What were the things that I thought I’d never be able to do, and then did anyway?

When I look back, it reminds me of all the times I stood, shaking my head, thinking, “That’s impossible.” All the times I tried crunching numbers that seemed impossible to come out even, but then did. Never, for one moment, have I lacked the guiding hand of my Father, and the comforting whisper to try. And always, without fail, when I start to walk forward, the pieces come together seamlessly.

My favorite part about following your dreams and ambitions is that it starts what I like to call, Dream Dominoes. People inspire people. Stories inspire stories. When we step out of our comfort zones we empower others to do the same.

It always blows my mind when I take a step into an unknown place I feel called to and, all of the sudden, others start telling me about how they’ve decided to pursue things in their own lives as a result. It makes you wonder, what if changing the world is as simple as taking a chance on the things your heart beats for?

We never know the impact our own lives can have, until we step away from the comfortable and start paving our own paths. To stay safe may feel comfortable, but that doesn’t guarantee that the comfortable is safe.

My challenge for you, today, is to grab a notebook and write down three things you dream about having happen in your future. But, FIRST, write down three things that have happened in your past. Dreams that you never thought could turn into realities, but then did. It doesn’t matter if they turned out like you thought they would, or went according to plan, just that they happened.

Here are mine:

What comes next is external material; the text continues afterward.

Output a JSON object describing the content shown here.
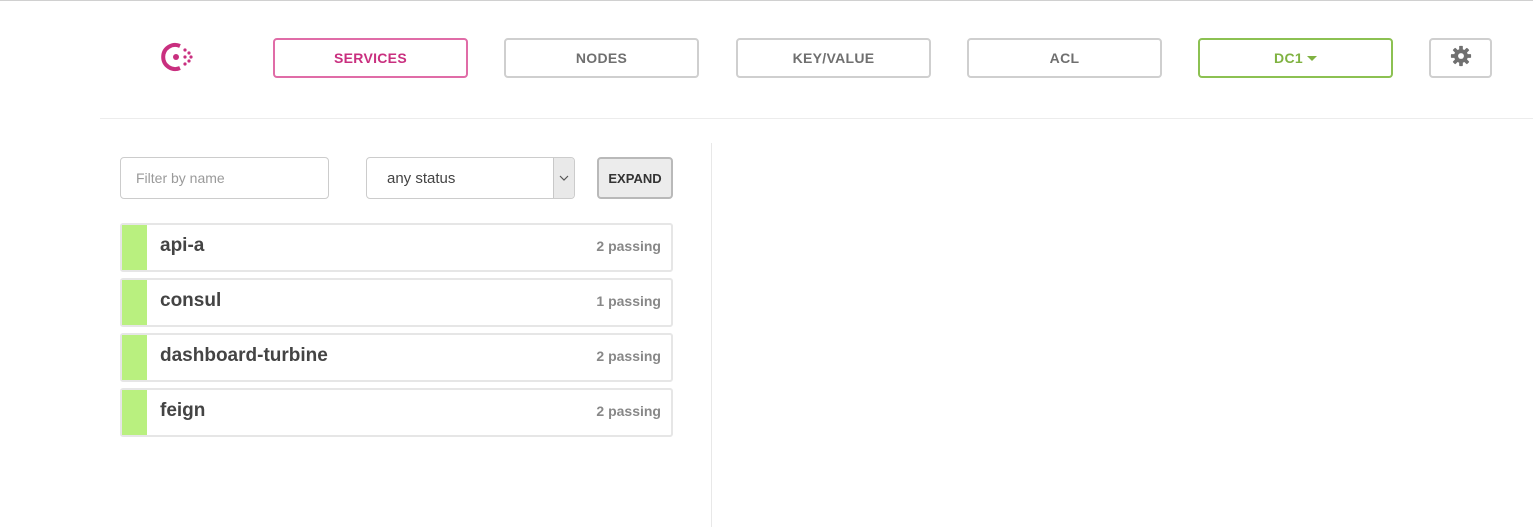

P A S T:

  1. I travelled farther than anyone else in my family. When I went to India I had no idea how I would scrape together $2,500 for the trip but, in the end, I had the exact amount of money I needed in my bank account.
  2. I wanted to intern with Krochet Kids International more than anything in the world. For two years I hoped and prayed that I would get an opportunity to work for such an awesome organization, and then I got chosen as a summer intern. I couldn’t believe it! I had wanted it for so long that I almost cried when I found out I would be working there.
  3. I went to college. Financially it seemed improbable that I would get there, let alone graduate. But I did – with honors. And everyone who ever told me I couldn’t because of my age, race, social standing or gender had to sit there and watch me succeed.

F U T U R E:

  1. I want to work somewhere that allows me to combine what I’m passionate about with my talents. I want to help people. I want to inspire hope in women who have been lied to about their worth and their place in this world. I want to write and explore and wake up every morning knowing that what I’ll do that day will change lives.
  2. I want to write a book. I don’t know what about or how on earth this is going to happen, but I want to write a book and have it published, even if there’s only one copy and it’s sitting on my bookshelf.
  3. I want to adopt. Probably not for a long time, obviously, but adoption is something that’s really close to my heart. I don’t have specific plans… actually I think it’s kind of weird when people pick a favorite country, or custom order what kind of kid they want, but this is something that has been on my heart for a wh-ile.

 

And that’s me! What are your guys’ dreams?